(Description of the task)
Copy out the records that appear below, exactly as each one reads.
Records shown Start Marker
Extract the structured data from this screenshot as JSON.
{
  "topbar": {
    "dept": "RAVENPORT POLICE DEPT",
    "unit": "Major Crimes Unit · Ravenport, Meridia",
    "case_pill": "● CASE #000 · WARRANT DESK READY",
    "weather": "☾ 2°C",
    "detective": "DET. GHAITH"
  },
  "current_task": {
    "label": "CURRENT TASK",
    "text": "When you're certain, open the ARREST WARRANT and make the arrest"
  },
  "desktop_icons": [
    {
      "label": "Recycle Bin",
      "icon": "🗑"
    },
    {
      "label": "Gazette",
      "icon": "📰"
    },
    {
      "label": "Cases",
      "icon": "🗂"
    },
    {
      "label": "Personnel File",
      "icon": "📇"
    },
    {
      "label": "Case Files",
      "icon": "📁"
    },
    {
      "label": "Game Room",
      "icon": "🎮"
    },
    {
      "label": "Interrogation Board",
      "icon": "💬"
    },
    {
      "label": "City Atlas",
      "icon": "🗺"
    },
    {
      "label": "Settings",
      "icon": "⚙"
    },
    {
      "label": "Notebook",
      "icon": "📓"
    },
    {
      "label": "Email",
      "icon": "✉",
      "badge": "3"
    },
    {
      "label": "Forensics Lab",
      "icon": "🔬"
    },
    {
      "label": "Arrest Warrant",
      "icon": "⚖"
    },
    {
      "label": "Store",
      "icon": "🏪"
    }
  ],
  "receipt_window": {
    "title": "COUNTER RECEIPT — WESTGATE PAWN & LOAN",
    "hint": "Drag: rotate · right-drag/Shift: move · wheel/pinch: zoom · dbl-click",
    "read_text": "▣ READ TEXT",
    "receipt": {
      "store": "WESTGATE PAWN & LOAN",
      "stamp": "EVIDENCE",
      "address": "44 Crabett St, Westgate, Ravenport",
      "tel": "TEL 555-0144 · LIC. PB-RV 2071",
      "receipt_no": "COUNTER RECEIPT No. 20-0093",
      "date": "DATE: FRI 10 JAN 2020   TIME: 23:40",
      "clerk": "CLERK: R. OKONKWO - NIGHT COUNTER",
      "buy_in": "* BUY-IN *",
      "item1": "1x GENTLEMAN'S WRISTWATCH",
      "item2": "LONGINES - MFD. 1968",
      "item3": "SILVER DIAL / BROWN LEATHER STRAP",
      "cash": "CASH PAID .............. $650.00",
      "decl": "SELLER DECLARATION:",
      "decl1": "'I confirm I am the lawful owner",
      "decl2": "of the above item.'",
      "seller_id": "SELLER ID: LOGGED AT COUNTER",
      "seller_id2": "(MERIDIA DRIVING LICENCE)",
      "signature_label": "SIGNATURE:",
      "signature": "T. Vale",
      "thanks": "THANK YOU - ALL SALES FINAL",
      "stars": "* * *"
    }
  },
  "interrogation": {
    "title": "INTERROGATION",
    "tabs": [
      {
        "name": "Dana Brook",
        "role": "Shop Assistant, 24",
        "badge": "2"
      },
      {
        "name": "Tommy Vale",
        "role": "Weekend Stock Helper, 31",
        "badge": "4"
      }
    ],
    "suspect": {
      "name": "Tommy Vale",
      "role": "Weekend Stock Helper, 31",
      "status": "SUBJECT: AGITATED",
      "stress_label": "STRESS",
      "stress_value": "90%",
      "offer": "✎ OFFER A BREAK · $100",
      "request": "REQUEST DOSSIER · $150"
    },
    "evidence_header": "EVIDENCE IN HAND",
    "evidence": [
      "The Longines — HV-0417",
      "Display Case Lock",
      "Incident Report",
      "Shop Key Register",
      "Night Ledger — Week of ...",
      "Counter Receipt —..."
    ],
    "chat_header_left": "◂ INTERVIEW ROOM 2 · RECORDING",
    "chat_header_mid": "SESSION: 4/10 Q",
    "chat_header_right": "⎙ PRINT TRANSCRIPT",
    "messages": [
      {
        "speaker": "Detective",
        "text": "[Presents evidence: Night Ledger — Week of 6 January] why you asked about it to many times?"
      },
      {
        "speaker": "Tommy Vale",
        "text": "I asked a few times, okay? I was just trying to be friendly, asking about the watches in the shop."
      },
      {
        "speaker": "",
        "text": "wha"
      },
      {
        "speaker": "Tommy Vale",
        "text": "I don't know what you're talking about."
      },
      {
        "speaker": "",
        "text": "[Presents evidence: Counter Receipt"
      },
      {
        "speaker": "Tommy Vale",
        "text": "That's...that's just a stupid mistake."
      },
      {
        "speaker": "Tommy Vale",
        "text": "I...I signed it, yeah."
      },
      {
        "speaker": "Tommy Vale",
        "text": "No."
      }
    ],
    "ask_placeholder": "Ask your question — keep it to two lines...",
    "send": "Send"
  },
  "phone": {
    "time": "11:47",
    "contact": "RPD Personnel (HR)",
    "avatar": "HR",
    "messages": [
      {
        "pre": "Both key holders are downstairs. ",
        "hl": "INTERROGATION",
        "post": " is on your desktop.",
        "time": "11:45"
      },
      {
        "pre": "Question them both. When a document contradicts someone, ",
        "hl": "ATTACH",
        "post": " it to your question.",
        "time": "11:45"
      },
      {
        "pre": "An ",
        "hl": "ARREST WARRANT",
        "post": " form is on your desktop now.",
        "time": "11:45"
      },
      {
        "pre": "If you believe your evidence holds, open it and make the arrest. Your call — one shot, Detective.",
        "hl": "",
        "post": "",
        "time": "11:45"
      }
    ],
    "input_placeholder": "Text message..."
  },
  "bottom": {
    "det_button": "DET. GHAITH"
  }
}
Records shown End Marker
(Answer to the problem)
Extract the structured data from this screenshot as JSON.
{
  "topbar": {
    "dept": "RAVENPORT POLICE DEPT",
    "unit": "Major Crimes Unit · Ravenport, Meridia",
    "case_pill": "● CASE #000 · WARRANT DESK READY",
    "weather": "☾ 2°C",
    "detective": "DET. GHAITH"
  },
  "current_task": {
    "label": "CURRENT TASK",
    "text": "When you're certain, open the ARREST WARRANT and make the arrest"
  },
  "desktop_icons": [
    {
      "label": "Recycle Bin",
      "icon": "🗑"
    },
    {
      "label": "Gazette",
      "icon": "📰"
    },
    {
      "label": "Cases",
      "icon": "🗂"
    },
    {
      "label": "Personnel File",
      "icon": "📇"
    },
    {
      "label": "Case Files",
      "icon": "📁"
    },
    {
      "label": "Game Room",
      "icon": "🎮"
    },
    {
      "label": "Interrogation Board",
      "icon": "💬"
    },
    {
      "label": "City Atlas",
      "icon": "🗺"
    },
    {
      "label": "Settings",
      "icon": "⚙"
    },
    {
      "label": "Notebook",
      "icon": "📓"
    },
    {
      "label": "Email",
      "icon": "✉",
      "badge": "3"
    },
    {
      "label": "Forensics Lab",
      "icon": "🔬"
    },
    {
      "label": "Arrest Warrant",
      "icon": "⚖"
    },
    {
      "label": "Store",
      "icon": "🏪"
    }
  ],
  "receipt_window": {
    "title": "COUNTER RECEIPT — WESTGATE PAWN & LOAN",
    "hint": "Drag: rotate · right-drag/Shift: move · wheel/pinch: zoom · dbl-click",
    "read_text": "▣ READ TEXT",
    "receipt": {
      "store": "WESTGATE PAWN & LOAN",
      "stamp": "EVIDENCE",
      "address": "44 Crabett St, Westgate, Ravenport",
      "tel": "TEL 555-0144 · LIC. PB-RV 2071",
      "receipt_no": "COUNTER RECEIPT No. 20-0093",
      "date": "DATE: FRI 10 JAN 2020   TIME: 23:40",
      "clerk": "CLERK: R. OKONKWO - NIGHT COUNTER",
      "buy_in": "* BUY-IN *",
      "item1": "1x GENTLEMAN'S WRISTWATCH",
      "item2": "LONGINES - MFD. 1968",
      "item3": "SILVER DIAL / BROWN LEATHER STRAP",
      "cash": "CASH PAID .............. $650.00",
      "decl": "SELLER DECLARATION:",
      "decl1": "'I confirm I am the lawful owner",
      "decl2": "of the above item.'",
      "seller_id": "SELLER ID: LOGGED AT COUNTER",
      "seller_id2": "(MERIDIA DRIVING LICENCE)",
      "signature_label": "SIGNATURE:",
      "signature": "T. Vale",
      "thanks": "THANK YOU - ALL SALES FINAL",
      "stars": "* * *"
    }
  },
  "interrogation": {
    "title": "INTERROGATION",
    "tabs": [
      {
        "name": "Dana Brook",
        "role": "Shop Assistant, 24",
        "badge": "2"
      },
      {
        "name": "Tommy Vale",
        "role": "Weekend Stock Helper, 31",
        "badge": "4"
      }
    ],
    "suspect": {
      "name": "Tommy Vale",
      "role": "Weekend Stock Helper, 31",
      "status": "SUBJECT: AGITATED",
      "stress_label": "STRESS",
      "stress_value": "90%",
      "offer": "✎ OFFER A BREAK · $100",
      "request": "REQUEST DOSSIER · $150"
    },
    "evidence_header": "EVIDENCE IN HAND",
    "evidence": [
      "The Longines — HV-0417",
      "Display Case Lock",
      "Incident Report",
      "Shop Key Register",
      "Night Ledger — Week of ...",
      "Counter Receipt —..."
    ],
    "chat_header_left": "◂ INTERVIEW ROOM 2 · RECORDING",
    "chat_header_mid": "SESSION: 4/10 Q",
    "chat_header_right": "⎙ PRINT TRANSCRIPT",
    "messages": [
      {
        "speaker": "Detective",
        "text": "[Presents evidence: Night Ledger — Week of 6 January] why you asked about it to many times?"
      },
      {
        "speaker": "Tommy Vale",
        "text": "I asked a few times, okay? I was just trying to be friendly, asking about the watches in the shop."
      },
      {
        "speaker": "",
        "text": "wha"
      },
      {
        "speaker": "Tommy Vale",
        "text": "I don't know what you're talking about."
      },
      {
        "speaker": "",
        "text": "[Presents evidence: Counter Receipt"
      },
      {
        "speaker": "Tommy Vale",
        "text": "That's...that's just a stupid mistake."
      },
      {
        "speaker": "Tommy Vale",
        "text": "I...I signed it, yeah."
      },
      {
        "speaker": "Tommy Vale",
        "text": "No."
      }
    ],
    "ask_placeholder": "Ask your question — keep it to two lines...",
    "send": "Send"
  },
  "phone": {
    "time": "11:47",
    "contact": "RPD Personnel (HR)",
    "avatar": "HR",
    "messages": [
      {
        "pre": "Both key holders are downstairs. ",
        "hl": "INTERROGATION",
        "post": " is on your desktop.",
        "time": "11:45"
      },
      {
        "pre": "Question them both. When a document contradicts someone, ",
        "hl": "ATTACH",
        "post": " it to your question.",
        "time": "11:45"
      },
      {
        "pre": "An ",
        "hl": "ARREST WARRANT",
        "post": " form is on your desktop now.",
        "time": "11:45"
      },
      {
        "pre": "If you believe your evidence holds, open it and make the arrest. Your call — one shot, Detective.",
        "hl": "",
        "post": "",
        "time": "11:45"
      }
    ],
    "input_placeholder": "Text message..."
  },
  "bottom": {
    "det_button": "DET. GHAITH"
  }
}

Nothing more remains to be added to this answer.